[Start of Attachment]

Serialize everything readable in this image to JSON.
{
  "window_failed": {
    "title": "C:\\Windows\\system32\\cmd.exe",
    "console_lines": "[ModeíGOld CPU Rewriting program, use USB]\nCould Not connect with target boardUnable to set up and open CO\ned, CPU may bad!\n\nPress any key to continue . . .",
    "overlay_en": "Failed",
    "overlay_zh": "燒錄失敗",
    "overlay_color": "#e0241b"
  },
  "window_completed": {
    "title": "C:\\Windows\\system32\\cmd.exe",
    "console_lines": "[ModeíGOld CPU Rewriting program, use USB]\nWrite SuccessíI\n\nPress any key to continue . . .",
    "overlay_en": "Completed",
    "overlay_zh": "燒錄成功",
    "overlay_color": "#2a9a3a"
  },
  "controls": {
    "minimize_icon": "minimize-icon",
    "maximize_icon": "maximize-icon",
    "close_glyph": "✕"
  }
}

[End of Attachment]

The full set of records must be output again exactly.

Serialize everything readable in this image to JSON.
{
  "window_failed": {
    "title": "C:\\Windows\\system32\\cmd.exe",
    "console_lines": "[ModeíGOld CPU Rewriting program, use USB]\nCould Not connect with target boardUnable to set up and open CO\ned, CPU may bad!\n\nPress any key to continue . . .",
    "overlay_en": "Failed",
    "overlay_zh": "燒錄失敗",
    "overlay_color": "#e0241b"
  },
  "window_completed": {
    "title": "C:\\Windows\\system32\\cmd.exe",
    "console_lines": "[ModeíGOld CPU Rewriting program, use USB]\nWrite SuccessíI\n\nPress any key to continue . . .",
    "overlay_en": "Completed",
    "overlay_zh": "燒錄成功",
    "overlay_color": "#2a9a3a"
  },
  "controls": {
    "minimize_icon": "minimize-icon",
    "maximize_icon": "maximize-icon",
    "close_glyph": "✕"
  }
}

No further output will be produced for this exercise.